SICP, first published in 1985, is a classic of computer programming education.
The article Why Structure and Interpretation of Computer Programs matters provides a great overview of why SICP is still considered one of the best textbooks of computer science, even now, 30 years after it was first published.
SICP is about standing back from the details to learn big-picture ways to think about the programming process.
SICP uses Scheme as the programming language with which to explain its concepts.
Another revolution was the choice of Scheme as the programming language. [...] It was very brave of Abelson and Sussman to teach their introductory course in the best possible language for teaching, paying no attention to complaints that all the jobs were in some other language.
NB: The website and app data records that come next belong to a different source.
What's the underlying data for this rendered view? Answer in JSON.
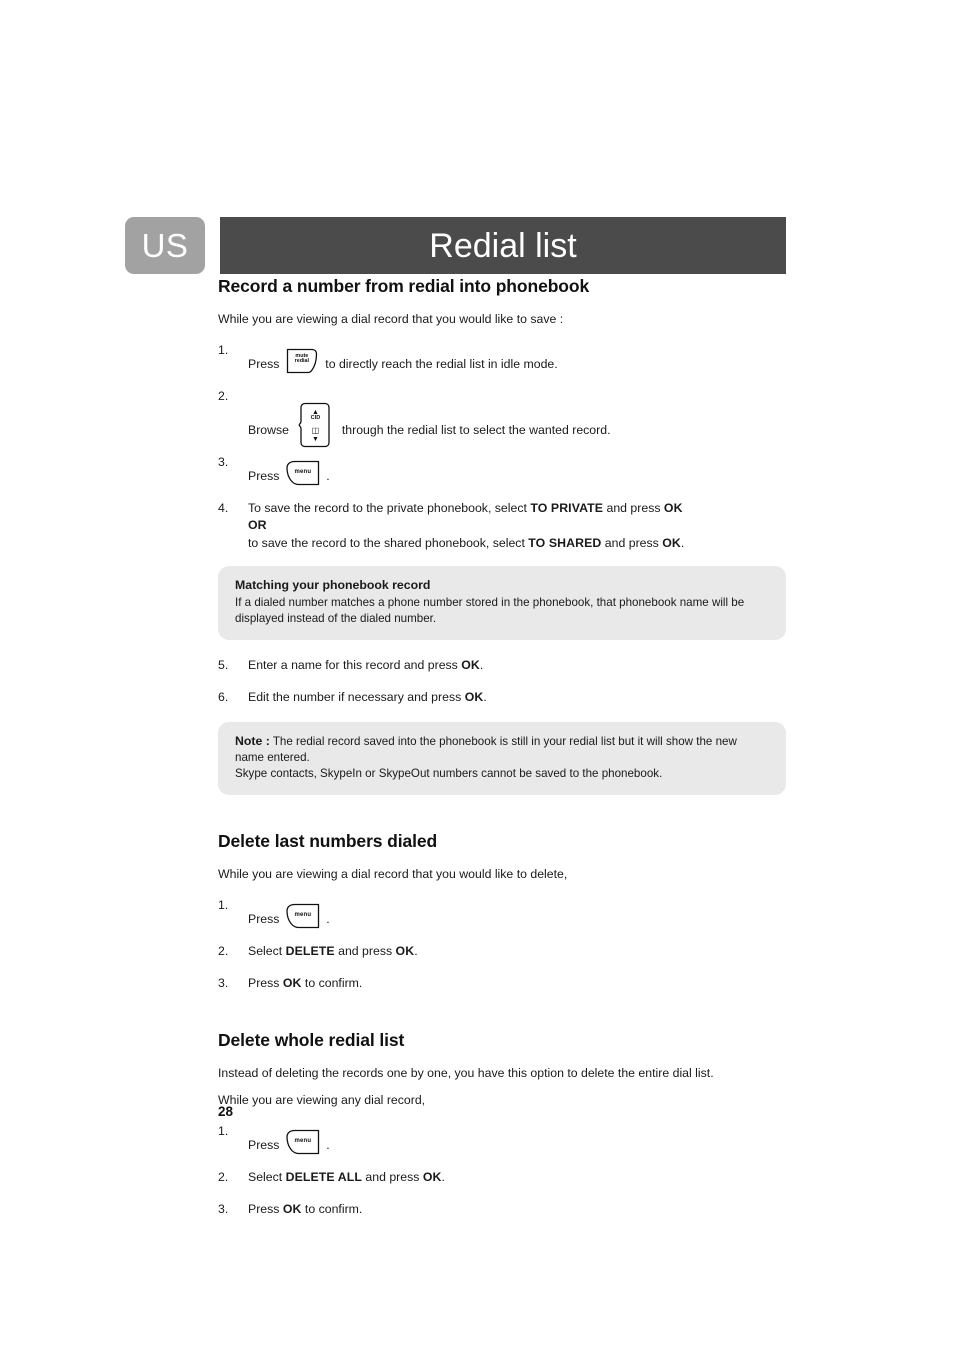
{
  "header": {
    "locale_badge": "US",
    "title": "Redial list"
  },
  "sections": [
    {
      "heading": "Record a number from redial into phonebook",
      "intro": "While you are viewing a dial record that you would like to save :",
      "steps": [
        {
          "num": "1.",
          "pre": "Press",
          "key": "mute-redial",
          "post": "to directly reach the redial list in idle mode."
        },
        {
          "num": "2.",
          "pre": "Browse",
          "key": "cid-navigation",
          "post": "through the redial list to select the wanted record."
        },
        {
          "num": "3.",
          "pre": "Press",
          "key": "menu",
          "post": "."
        },
        {
          "num": "4.",
          "line1_a": "To save the record to the private phonebook, select ",
          "line1_b": "TO PRIVATE",
          "line1_c": " and press ",
          "line1_d": "OK",
          "line2": "OR",
          "line3_a": "to save the record to the shared phonebook, select ",
          "line3_b": "TO SHARED",
          "line3_c": " and press ",
          "line3_d": "OK",
          "line3_e": "."
        },
        {
          "num": "5.",
          "pre": "Enter a name for this record and press ",
          "bold": "OK",
          "post": "."
        },
        {
          "num": "6.",
          "pre": "Edit the number if necessary and press ",
          "bold": "OK",
          "post": "."
        }
      ],
      "callout_matching": {
        "title": "Matching your phonebook record",
        "line1": "If a dialed number matches a phone number stored in the phonebook, that phonebook name will be",
        "line2": "displayed instead of the dialed number."
      },
      "callout_note": {
        "label": "Note :",
        "line1": " The redial record saved into the phonebook is still in your redial list but it will show the new",
        "line2": "name entered.",
        "line3": "Skype contacts, SkypeIn or SkypeOut numbers cannot be saved to the phonebook."
      }
    },
    {
      "heading": "Delete last numbers dialed",
      "intro": "While you are viewing a dial record that you would like to delete,",
      "steps": [
        {
          "num": "1.",
          "pre": "Press",
          "key": "menu",
          "post": "."
        },
        {
          "num": "2.",
          "pre": "Select ",
          "bold": "DELETE",
          "mid": " and press ",
          "bold2": "OK",
          "post": "."
        },
        {
          "num": "3.",
          "pre": "Press ",
          "bold": "OK",
          "mid": " to confirm.",
          "post": ""
        }
      ]
    },
    {
      "heading": "Delete whole redial list",
      "intro": "Instead of deleting the records one by one, you have this option to delete the entire dial list.",
      "intro2": "While you are viewing any dial record,",
      "steps": [
        {
          "num": "1.",
          "pre": "Press",
          "key": "menu",
          "post": "."
        },
        {
          "num": "2.",
          "pre": "Select ",
          "bold": "DELETE ALL",
          "mid": " and press ",
          "bold2": "OK",
          "post": "."
        },
        {
          "num": "3.",
          "pre": "Press ",
          "bold": "OK",
          "mid": " to confirm.",
          "post": ""
        }
      ]
    }
  ],
  "keycaps": {
    "mute_redial": {
      "line1": "mute",
      "line2": "redial"
    },
    "cid_nav": {
      "label": "CID"
    },
    "menu": {
      "label": "menu"
    }
  },
  "footer": {
    "page_number": "28"
  },
  "colors": {
    "badge_gray": "#a2a2a2",
    "header_dark": "#4b4b4b",
    "callout_gray": "#e9e9e9",
    "text": "#1a1a1a"
  }
}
Once you learned the big ideas, they thought, and this is my experience also, learning another programming language isn't a big deal; it's a chore for a weekend.
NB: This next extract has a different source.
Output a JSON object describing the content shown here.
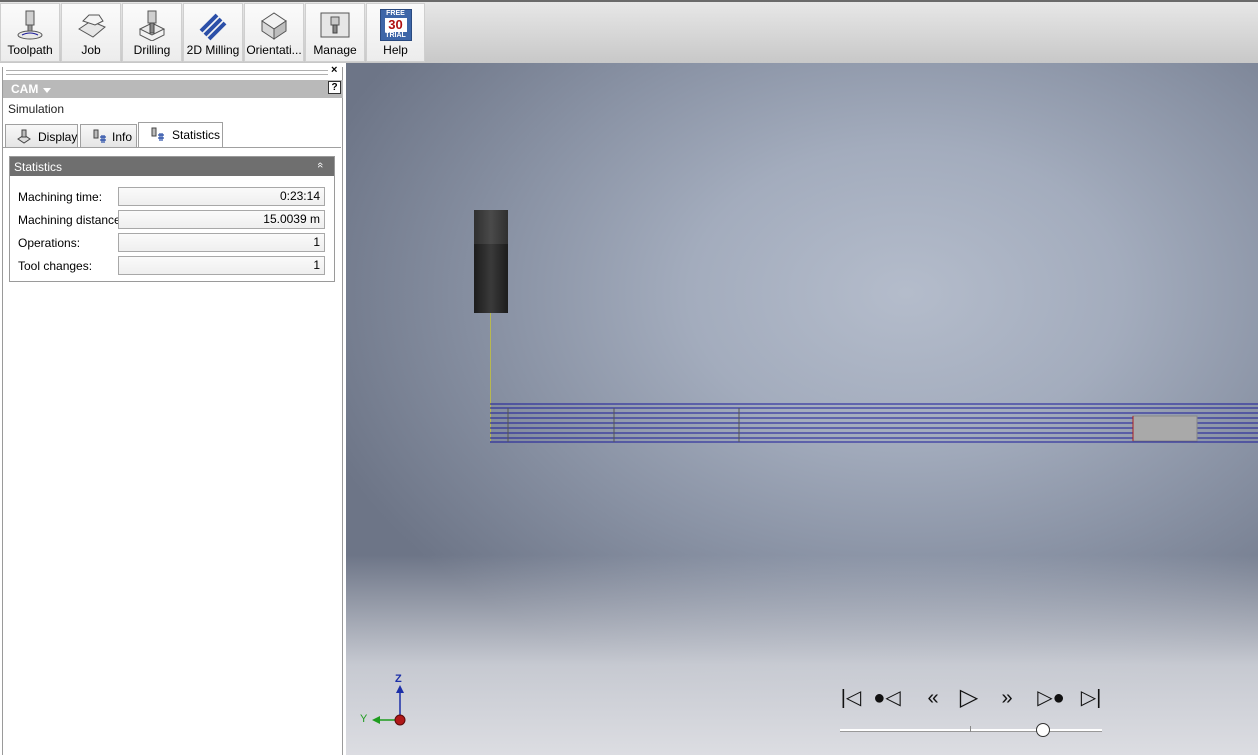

At EvalApply, we are also interested in examining programming and technology in a wider societal context - and this is something that SICP has fostered, with its focus on ideas, not just implementations.
The idea that computer science should be about ideas, not entirely about programming practice, has since widened to include non-technical ideas about the context and social implications of computing.